Domaine Chandon's Executive Chef Eric Torralba and Winemaker Wayne Donaldson suggest serving our Carneros Chardonnay with grilled salmon, ginger chicken, spring rolls, Caesar salad (with lots of shaved parmesan!) or Thai spiced sea bass.
Born in 1973 from the sparkling connection between two pioneers, and raised among the peaks and valleys of the golden state of California, we are Chandon California. The vision of our founders? To make the very best Californian sparkling wine possible. Vibrant, fresh, approachable, Chandon California uses the same three noble grape varieties used in Champagne (Chardonnay, Pinot Noir and Meunier), but our grapes enjoy the sunnier Californian climate, resulting in flavor that is more fruit-forward. We invite you to grab your squad, pop a bottle, and discover more.
Known for elegant wines that combine power and finesse, Carneros is set in the rolling hills that straddle the southernmost parts of both Sonoma and Napa counties. Its close proximity to the San Francisco Peninsula and the San Pablo Bay is instrumental in controlling the climate of the area. The winds from the San Pablo Bay create a cooling effect ideal for producing wines with crisp acidity and balanced flavors.
This cooler pocket of California lends itself to growing Pinot Noir and Chardonnay, and more recently, Old-World style Syrah. While more delicate than most wines from neighboring regions, these are firmly structured, complex, and full of flavor. Carneros is also an important source of sparkling wines made in the style of Champagne.
One of the most popular and versatile white wine grapes, Chardonnay offers a wide range of flavors and styles depending on where it’s grown and how it’s made. In Burgundy, Chardonnay produces some of the finest white wines in the world, typically tending towards minimal intervention in the winery and at its best resulting in remarkable longevity. This grape is popular throughout the world, but perhaps its second most important home is in California, where both oaky, buttery styles and leaner, European-inspired wines enjoy great popularity. Oregon, Australia, South America, South Africa, and New Zealand are also significant producers of Chardonnay.

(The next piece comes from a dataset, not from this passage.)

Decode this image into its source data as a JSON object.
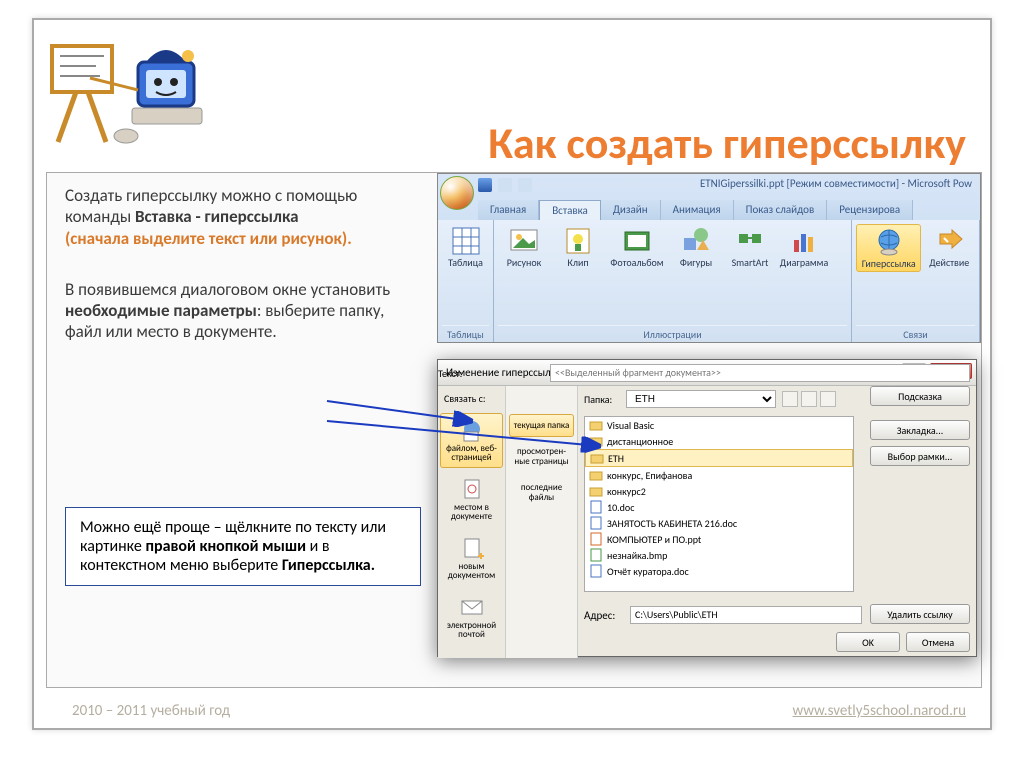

In the Glass
When planted on cool sites, Chardonnay’s flavors tend towards grapefruit, green apple, minerals, and white stone fruit, while warmer locations coax out richer, more tropical flavors of fig, melon, and pineapple. Oak can add notes of vanilla, coconut, and spice (as well as texture), while malolactic fermentation can impart soft, buttery acidity.
Chardonnay is as versatile at the table as it is in the vineyard. The crisp, clean, Chablis-like styles go well with simple seafood, light chicken dishes, and salads. Richer Chardonnays marry well with cream or oil-based sauces.
Since the 1990s, big, oaky, buttery Chardonnays from California have enjoyed explosive popularity. More recently, the pendulum has begun to swing in the opposite direction, towards a clean, crisp style that rarely utilizes new oak. These Old-World style wines have been dubbed the “New California Chardonnays,” and anyone who claims they do not like Chardonnay should give them a try.